I was delighted to be able to attend Maryland Sheep and Wool with my dear friend from Center for Knit and Crochet, Jennifer Lindsay. I must admit we did not provide much adult supervision for each other. In addition to being president of CKC, Jennifer curated the Twist: The Art of Spinning by Hand exhibition I participated in last autumn. This meant that walking through the show with Jennifer was great fun, as she was able to introduce me to many people from the spinning world. Together we did a lot of shopping and admiring. And we bought some fleeces (more about mine in another post later).

The highlight for me was that I decided to participate in the Skein and Garment show. In order to get the submissions into the show, I sent them through the mail. It is anxiety-inducing to put carefully-crafted items into the mail and send them 700 miles away, trusting they will arrive okay. They did. And the exercise was worth the anxiety:


The knitting part of the competition has 16 categories, about half of which require handspun yarn. Items also must have been completed since last year's show. The Rainbow Zing scarf received a blue ribbon (1st place) in category K04 — Scarves knit from handspun yarn. The Kennesaw Kudzu hat was in category K14 — Miscellaneous knit from commercial yarn. And the Assiduous scarf was in category K10 — Scarves knit from commercial yarn. And somehow I haven't blogged about any of these projects!

The rainbow scarf is made from the optically-blended yarn I made last summer. An article about that yarn will be in the summer issue of Spin-Off magazine. The pattern is a simplified version of Za-Zing, which was last year's Georgia FiberFest knit-along. Assiduous is a hat and scarf set worked in lace weight yarn. The hat is Kennesaw Kudzu, a sock pattern with a bonus hat pattern that I haven't even published yet.

The irony here is both of the blue ribbon winners took me less than a week to make. I knocked out the hat in five days back in January. And the rainbow scarf was my Dragon*Con project last year. The white scarf took about 6 weeks and around 75,000 stitches on a size US 2/ 2.75mm needle.

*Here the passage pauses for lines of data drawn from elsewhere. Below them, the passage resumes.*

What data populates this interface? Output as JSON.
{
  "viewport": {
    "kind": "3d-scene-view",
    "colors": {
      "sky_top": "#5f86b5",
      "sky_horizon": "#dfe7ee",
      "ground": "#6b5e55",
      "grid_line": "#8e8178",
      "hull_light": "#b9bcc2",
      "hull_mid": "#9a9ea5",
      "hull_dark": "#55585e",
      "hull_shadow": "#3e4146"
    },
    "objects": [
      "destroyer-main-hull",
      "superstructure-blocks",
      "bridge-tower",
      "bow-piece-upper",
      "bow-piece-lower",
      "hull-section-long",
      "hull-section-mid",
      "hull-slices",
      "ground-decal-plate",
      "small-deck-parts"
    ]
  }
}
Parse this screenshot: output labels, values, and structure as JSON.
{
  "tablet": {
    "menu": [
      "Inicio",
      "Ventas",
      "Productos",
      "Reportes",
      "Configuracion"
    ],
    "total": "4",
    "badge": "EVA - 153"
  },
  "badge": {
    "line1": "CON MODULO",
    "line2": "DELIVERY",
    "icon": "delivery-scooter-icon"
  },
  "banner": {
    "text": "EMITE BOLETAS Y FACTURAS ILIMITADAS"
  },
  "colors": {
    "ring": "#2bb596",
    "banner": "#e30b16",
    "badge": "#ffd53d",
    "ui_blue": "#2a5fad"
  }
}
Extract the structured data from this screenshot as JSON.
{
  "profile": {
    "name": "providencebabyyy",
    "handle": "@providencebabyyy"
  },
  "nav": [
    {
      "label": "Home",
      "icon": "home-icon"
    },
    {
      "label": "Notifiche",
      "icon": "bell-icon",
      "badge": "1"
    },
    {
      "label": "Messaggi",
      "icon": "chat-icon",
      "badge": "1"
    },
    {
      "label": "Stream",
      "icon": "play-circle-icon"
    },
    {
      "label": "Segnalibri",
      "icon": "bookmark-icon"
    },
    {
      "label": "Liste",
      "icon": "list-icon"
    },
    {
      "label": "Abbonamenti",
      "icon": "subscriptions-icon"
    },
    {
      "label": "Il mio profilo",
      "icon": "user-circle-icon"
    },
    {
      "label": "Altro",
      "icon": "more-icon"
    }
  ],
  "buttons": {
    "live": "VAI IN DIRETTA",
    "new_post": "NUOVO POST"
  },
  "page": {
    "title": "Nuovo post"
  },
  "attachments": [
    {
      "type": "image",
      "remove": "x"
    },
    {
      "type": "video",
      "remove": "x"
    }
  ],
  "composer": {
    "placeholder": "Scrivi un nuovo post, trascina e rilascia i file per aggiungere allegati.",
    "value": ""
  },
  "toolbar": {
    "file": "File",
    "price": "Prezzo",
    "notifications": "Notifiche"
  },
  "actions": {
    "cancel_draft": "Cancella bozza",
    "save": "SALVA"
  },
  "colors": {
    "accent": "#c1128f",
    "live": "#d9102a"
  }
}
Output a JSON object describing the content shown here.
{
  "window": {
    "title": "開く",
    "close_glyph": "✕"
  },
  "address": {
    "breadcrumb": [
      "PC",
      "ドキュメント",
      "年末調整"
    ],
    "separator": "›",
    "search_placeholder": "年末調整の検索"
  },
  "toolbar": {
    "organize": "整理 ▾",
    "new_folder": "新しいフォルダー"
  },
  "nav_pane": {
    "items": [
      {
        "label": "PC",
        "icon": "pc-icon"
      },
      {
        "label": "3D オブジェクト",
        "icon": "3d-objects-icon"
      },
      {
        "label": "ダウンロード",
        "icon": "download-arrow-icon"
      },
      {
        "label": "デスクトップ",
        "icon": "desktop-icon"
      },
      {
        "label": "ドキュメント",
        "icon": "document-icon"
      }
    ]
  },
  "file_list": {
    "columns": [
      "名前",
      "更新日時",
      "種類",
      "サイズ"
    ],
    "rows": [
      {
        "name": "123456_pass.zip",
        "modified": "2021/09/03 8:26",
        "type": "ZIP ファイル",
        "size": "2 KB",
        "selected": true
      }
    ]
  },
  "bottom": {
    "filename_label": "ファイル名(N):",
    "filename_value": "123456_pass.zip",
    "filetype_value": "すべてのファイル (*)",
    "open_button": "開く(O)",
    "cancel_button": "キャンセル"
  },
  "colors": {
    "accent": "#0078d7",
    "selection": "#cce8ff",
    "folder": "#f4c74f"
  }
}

I truly did not expect to win any ribbons. The Skein and Garment show at Maryland Sheep and Wool has lots of very good entries. There is always someone who submits an incredible beaded lace shawl. And I really did not expect to win ribbons for smaller projects. The hat didn't even use a full skein of yarn, for crying out loud! I just wanted to get the reversible lace technique in front of more eyes.

As with so many things in life, just showing up and making an attempt is the first step.